• Work request
Check every line of the data below for the string "routingGatlingTest", and copy the ones that hold it.

[Opening Task data section]

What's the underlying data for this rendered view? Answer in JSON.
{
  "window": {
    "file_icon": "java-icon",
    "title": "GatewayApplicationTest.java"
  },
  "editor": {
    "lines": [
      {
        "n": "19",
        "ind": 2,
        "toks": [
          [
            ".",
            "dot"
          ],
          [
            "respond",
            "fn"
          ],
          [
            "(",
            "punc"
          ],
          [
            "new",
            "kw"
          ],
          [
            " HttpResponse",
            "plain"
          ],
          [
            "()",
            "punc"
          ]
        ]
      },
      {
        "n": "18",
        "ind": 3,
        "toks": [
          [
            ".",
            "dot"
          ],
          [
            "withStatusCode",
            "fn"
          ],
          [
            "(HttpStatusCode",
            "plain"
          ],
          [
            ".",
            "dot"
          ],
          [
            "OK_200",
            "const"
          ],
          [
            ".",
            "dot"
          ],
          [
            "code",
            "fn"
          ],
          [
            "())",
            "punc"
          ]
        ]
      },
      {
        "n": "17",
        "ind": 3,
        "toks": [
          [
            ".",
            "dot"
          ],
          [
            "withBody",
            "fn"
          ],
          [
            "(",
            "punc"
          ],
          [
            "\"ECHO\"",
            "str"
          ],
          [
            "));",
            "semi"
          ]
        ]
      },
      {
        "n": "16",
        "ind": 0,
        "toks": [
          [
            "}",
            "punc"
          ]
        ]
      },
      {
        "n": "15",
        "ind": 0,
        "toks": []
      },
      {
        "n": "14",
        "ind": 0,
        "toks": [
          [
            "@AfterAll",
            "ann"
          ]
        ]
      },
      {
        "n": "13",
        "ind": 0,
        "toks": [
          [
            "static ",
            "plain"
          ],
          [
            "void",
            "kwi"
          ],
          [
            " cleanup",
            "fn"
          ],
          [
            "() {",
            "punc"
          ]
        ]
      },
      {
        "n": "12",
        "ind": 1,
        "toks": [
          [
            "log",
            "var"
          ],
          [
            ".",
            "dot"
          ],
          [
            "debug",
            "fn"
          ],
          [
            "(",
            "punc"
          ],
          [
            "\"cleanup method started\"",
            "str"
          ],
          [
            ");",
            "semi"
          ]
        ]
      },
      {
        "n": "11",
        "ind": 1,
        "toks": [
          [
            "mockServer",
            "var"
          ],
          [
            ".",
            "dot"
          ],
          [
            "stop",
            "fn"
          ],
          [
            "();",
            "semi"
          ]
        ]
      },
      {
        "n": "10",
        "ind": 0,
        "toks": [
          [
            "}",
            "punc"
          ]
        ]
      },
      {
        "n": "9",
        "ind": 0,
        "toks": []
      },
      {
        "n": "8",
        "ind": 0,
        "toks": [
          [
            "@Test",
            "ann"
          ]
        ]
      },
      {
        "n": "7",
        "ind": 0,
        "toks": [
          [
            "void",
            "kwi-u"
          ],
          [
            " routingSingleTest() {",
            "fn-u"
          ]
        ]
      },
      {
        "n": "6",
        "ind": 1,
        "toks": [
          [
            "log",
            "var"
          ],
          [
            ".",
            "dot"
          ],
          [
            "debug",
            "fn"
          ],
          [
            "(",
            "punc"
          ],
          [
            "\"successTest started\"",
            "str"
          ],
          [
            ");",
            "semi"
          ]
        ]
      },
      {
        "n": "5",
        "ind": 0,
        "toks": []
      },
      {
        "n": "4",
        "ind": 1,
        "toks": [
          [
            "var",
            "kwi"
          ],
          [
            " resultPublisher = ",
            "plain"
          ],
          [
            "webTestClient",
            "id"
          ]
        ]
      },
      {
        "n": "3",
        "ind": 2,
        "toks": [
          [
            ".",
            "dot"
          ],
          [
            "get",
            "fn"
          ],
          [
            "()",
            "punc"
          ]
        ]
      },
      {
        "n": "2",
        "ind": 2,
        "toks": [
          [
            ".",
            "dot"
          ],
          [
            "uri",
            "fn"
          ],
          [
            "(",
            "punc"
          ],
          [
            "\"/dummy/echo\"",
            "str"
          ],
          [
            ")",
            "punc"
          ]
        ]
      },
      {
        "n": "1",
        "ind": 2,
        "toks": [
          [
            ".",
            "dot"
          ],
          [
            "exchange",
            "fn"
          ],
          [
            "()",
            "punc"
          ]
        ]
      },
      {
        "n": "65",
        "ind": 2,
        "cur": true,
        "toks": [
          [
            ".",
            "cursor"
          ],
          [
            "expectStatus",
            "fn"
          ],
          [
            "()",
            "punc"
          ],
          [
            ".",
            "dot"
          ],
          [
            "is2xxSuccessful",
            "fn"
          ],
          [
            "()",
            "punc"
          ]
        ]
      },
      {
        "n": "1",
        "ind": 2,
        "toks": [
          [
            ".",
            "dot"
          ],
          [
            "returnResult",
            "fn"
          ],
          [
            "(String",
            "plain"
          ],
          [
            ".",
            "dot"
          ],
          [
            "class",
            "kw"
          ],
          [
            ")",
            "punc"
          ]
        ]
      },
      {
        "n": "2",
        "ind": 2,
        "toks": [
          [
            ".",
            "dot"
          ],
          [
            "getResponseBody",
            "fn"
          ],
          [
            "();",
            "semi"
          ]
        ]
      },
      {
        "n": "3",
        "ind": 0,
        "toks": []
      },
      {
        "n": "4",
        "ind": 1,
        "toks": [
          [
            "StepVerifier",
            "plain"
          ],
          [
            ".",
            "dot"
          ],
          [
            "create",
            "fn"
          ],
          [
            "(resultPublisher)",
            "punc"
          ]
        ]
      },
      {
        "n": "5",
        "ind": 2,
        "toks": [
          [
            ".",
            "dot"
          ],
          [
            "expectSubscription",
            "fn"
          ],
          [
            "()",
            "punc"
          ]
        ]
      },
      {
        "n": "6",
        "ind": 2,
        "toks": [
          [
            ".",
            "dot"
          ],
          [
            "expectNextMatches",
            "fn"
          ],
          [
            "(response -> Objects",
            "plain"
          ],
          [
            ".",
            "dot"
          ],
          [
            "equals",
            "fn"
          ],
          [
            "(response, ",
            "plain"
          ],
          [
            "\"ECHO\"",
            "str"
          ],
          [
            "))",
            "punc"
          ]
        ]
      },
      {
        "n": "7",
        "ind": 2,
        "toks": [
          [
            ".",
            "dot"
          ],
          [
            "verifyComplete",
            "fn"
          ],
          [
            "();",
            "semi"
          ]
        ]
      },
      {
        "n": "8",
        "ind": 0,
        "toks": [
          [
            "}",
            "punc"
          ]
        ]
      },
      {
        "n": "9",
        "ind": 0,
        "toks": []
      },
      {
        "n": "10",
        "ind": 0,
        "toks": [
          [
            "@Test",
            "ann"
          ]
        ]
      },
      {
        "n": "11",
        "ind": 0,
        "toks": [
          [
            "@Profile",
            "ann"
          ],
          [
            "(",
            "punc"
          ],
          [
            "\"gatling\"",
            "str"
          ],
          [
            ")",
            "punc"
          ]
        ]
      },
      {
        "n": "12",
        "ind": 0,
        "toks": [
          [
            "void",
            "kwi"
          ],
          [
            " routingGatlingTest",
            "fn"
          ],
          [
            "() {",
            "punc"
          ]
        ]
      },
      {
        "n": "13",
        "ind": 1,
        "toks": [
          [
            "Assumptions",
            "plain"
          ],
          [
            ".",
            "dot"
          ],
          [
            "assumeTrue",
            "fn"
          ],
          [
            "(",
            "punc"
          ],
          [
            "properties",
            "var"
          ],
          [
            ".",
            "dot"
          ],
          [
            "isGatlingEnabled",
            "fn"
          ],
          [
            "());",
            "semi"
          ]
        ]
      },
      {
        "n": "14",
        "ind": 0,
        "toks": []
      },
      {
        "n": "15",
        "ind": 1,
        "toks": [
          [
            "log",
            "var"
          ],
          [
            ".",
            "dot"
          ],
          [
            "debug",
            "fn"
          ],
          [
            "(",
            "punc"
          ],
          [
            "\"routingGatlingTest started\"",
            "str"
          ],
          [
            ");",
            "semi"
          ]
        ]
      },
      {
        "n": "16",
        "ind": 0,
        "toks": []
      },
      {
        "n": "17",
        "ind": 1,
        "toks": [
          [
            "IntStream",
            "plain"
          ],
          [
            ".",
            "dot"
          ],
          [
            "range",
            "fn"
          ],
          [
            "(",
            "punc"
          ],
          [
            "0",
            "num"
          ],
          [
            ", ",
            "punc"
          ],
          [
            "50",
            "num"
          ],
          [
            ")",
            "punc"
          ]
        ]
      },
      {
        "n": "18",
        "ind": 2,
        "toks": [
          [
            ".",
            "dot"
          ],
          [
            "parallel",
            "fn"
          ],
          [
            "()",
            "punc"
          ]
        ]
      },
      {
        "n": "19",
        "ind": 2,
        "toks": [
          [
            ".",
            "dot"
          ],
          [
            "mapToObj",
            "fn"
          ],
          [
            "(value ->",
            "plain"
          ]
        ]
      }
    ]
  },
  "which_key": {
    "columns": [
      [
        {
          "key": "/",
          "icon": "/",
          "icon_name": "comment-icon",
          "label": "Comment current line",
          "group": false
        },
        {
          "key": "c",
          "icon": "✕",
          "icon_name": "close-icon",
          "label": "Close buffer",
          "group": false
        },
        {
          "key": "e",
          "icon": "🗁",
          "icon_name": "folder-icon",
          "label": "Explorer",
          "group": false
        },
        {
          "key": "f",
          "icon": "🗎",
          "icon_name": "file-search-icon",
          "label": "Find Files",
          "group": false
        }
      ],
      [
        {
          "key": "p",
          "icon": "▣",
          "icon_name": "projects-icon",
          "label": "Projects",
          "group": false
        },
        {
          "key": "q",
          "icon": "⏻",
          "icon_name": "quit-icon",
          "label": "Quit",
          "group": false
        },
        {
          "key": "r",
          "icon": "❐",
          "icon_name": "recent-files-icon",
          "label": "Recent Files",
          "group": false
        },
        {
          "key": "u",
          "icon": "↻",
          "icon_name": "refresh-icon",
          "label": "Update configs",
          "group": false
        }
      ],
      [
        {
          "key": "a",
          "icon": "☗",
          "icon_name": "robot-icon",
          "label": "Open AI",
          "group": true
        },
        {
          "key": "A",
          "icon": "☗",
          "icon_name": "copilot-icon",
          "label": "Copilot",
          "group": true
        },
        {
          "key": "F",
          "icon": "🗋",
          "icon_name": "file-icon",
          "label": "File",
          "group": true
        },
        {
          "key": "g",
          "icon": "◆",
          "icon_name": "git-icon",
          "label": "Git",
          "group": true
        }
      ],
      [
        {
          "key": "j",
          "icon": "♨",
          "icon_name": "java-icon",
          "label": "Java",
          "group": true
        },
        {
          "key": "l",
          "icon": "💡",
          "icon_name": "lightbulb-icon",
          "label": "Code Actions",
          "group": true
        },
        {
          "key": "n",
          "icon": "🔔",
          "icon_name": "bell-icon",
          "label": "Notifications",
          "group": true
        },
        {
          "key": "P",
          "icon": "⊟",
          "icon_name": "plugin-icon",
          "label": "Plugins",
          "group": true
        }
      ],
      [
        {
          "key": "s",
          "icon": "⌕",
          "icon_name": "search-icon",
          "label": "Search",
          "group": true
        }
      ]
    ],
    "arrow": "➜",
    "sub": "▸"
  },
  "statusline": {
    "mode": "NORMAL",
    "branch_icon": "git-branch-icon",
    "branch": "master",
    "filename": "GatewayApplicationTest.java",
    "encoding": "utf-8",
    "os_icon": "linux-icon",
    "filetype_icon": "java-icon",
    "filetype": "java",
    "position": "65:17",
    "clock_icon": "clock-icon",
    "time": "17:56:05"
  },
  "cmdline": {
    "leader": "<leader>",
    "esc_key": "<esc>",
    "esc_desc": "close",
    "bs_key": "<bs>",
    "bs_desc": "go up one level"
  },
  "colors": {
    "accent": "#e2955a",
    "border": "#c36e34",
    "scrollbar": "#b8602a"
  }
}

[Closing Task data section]

• Completed task
            " routingGatlingTest",
            "\"routingGatlingTest started\"",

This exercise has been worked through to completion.